Rachel Parker, Kindergarten Show-Off, by Ann Martin
Chances are, if you are of a certain age, Ann M. Martin means Baby-Sitters Club. Although she ended the series in 2000, she actually remains pretty active online, posting updates every few months to her Scholastic site. The biography posted there says she’s currently interested in writing books set in the 1960s.
If you’re interested in reading gearing-up-for-kindergarten books, you might want to touch base with Sarah Stock, because I know she’s been reading up on them lately. Plenty of great ones exist, but not many talk about someone moving to the class in the middle of kindergarten.
Conversely, plenty of books about students moving deal with the acquisition of new friends (including this year’s Battle of the Books novel Allie Finkle’s Rules for Girls: Moving Day), but it’s a bit more rare to find one that looks at it through the lens of shifting classroom dynamics because of the addition of a new personality.
Last I checked with Bev, our transient rate has decreased to somewhere around 25-30 percent, but new class members is something bunches of our students can relate to.
There is a CAFE menu included with this mentor text, and I’ve highlighted these as suggested lessons:
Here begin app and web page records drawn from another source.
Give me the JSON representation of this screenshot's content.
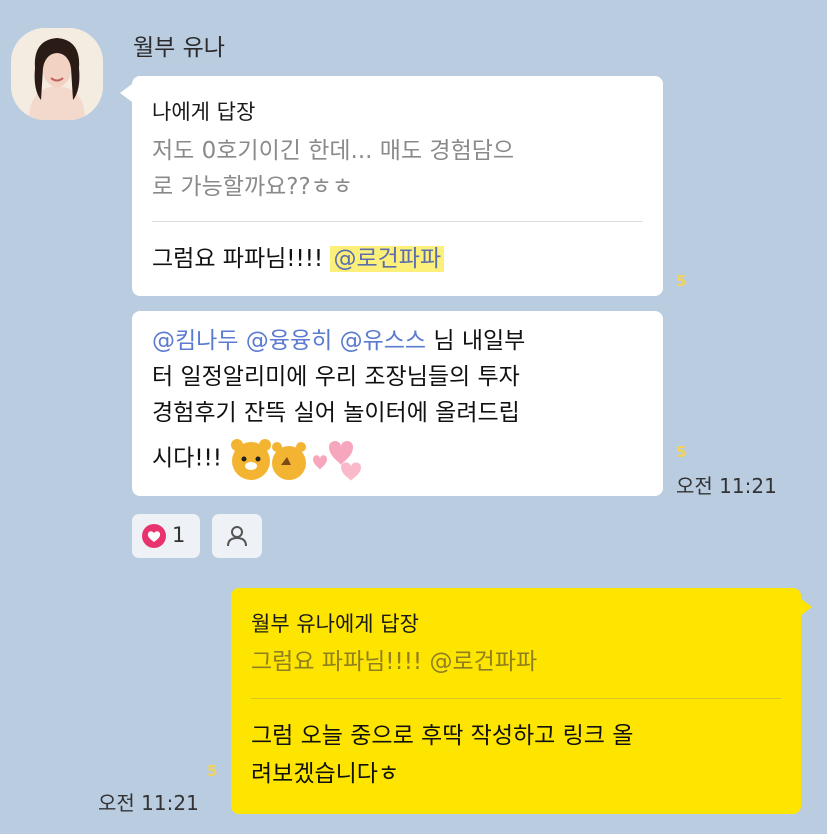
{
  "sender": {
    "name": "월부 유나"
  },
  "bubble1": {
    "reply_header": "나에게 답장",
    "quote_line1": "저도 0호기이긴 한데... 매도 경험담으",
    "quote_line2": "로 가능할까요??ㅎㅎ",
    "msg_prefix": "그럼요 파파님!!!! ",
    "mention": "@로건파파",
    "unread": "5"
  },
  "bubble2": {
    "mentions": [
      "@킴나두",
      "@융융히",
      "@유스스"
    ],
    "line1_suffix": " 님 내일부",
    "line2": "터 일정알리미에 우리 조장님들의 투자",
    "line3": "경험후기 잔뜩 실어 놀이터에 올려드립",
    "line4": "시다!!! ",
    "unread": "5",
    "time": "오전 11:21"
  },
  "reactions": {
    "heart_count": "1"
  },
  "my_bubble": {
    "reply_header": "월부 유나에게 답장",
    "quote": "그럼요 파파님!!!! @로건파파",
    "line1": "그럼 오늘 중으로 후딱 작성하고 링크 올",
    "line2": "려보겠습니다ㅎ",
    "unread": "5",
    "time": "오전 11:21"
  },
  "colors": {
    "background": "#b9cce0",
    "my_bubble": "#fee500",
    "mention": "#5b7bd0",
    "unread": "#f2d35a",
    "heart": "#e8336e"
  },
  "icons": [
    "profile-photo",
    "heart-icon",
    "person-icon",
    "ryan-emoticon"
  ]
}
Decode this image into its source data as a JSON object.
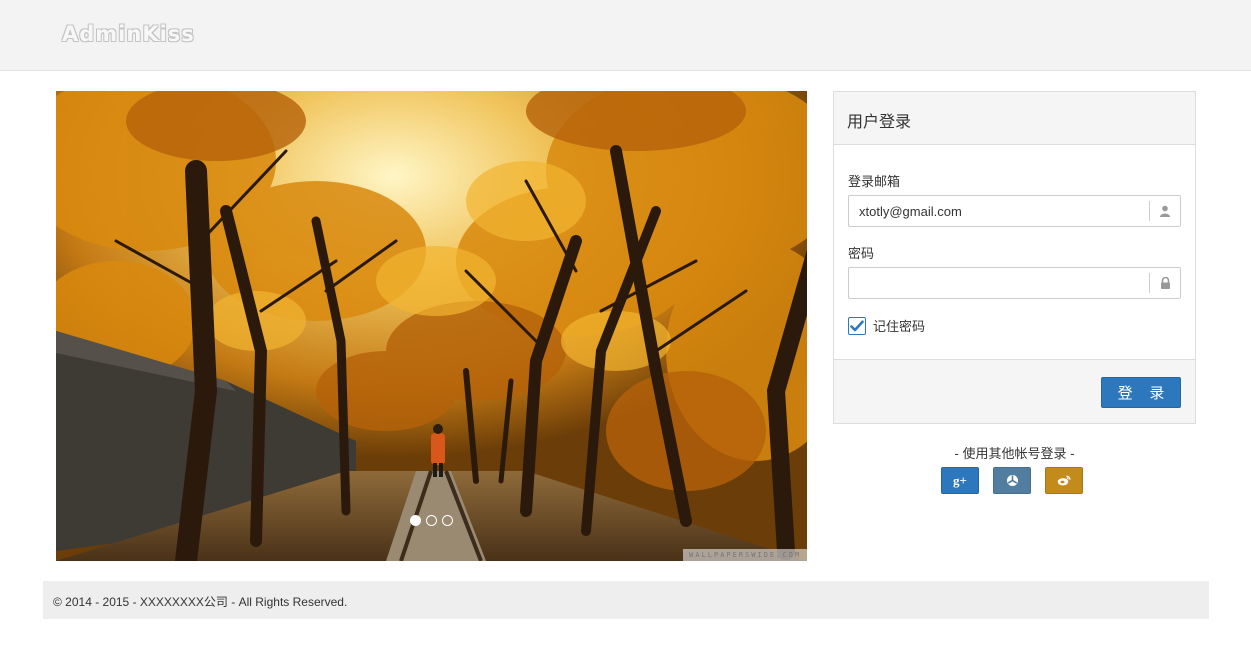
{
  "header": {
    "logo_text": "AdminKiss"
  },
  "carousel": {
    "slide_count": 3,
    "active_index": 0,
    "watermark": "WALLPAPERSWIDE.COM"
  },
  "login": {
    "title": "用户登录",
    "email_label": "登录邮箱",
    "email_value": "xtotly@gmail.com",
    "email_icon": "user-icon",
    "password_label": "密码",
    "password_value": "",
    "password_icon": "lock-icon",
    "remember_label": "记住密码",
    "remember_checked": true,
    "submit_label": "登 录"
  },
  "other_login": {
    "label": "- 使用其他帐号登录 -",
    "providers": [
      {
        "name": "google-plus",
        "glyph": "g+",
        "color": "#2d78bd"
      },
      {
        "name": "aperture",
        "glyph": "",
        "color": "#517ea0"
      },
      {
        "name": "weibo",
        "glyph": "",
        "color": "#c38b1b"
      }
    ]
  },
  "footer": {
    "copyright": "© 2014 - 2015 - XXXXXXXX公司 - All Rights Reserved."
  },
  "colors": {
    "primary": "#2d78bd",
    "topbar_bg": "#f3f3f3",
    "footer_bg": "#eeeeee"
  }
}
- Predict what will happen, use text to confirm. Older students who may be familiar with the basic “Happy about new kid, disappointed about new kid, BFFs with new kid” structure could be encouraged to go deeper in their predictions. What will their fall-out look like? How will the reconcile? How will they move forward with their friendship? How will their relationship impact the class at large?
- Infer and support with evidence. Neither Rachel nor Olivia admit that they’re jealous of each others’ talents and home lives, but their actions and dialogue reveal they feel otherwise. This might also be a good point to talk about a reliable narrator — how do we know that some of what Olivia says is actually exaggerated or incomplete?
- Use punctuation to enhance phrasing and prosidy. This is one of those rare picture books where there’s actually paragraph indentation, especially indents due to dialogue. It’d be useful to point this out during a shared reading passage, or to use a passage in a writing workshop conversation about conventions.
Please add any lessons or supplemental materials to the book bag so future teachers can utilize your good thinking!
Comments and constructive feedback are always welcomed. Please let me know if these lessons were useful in your class!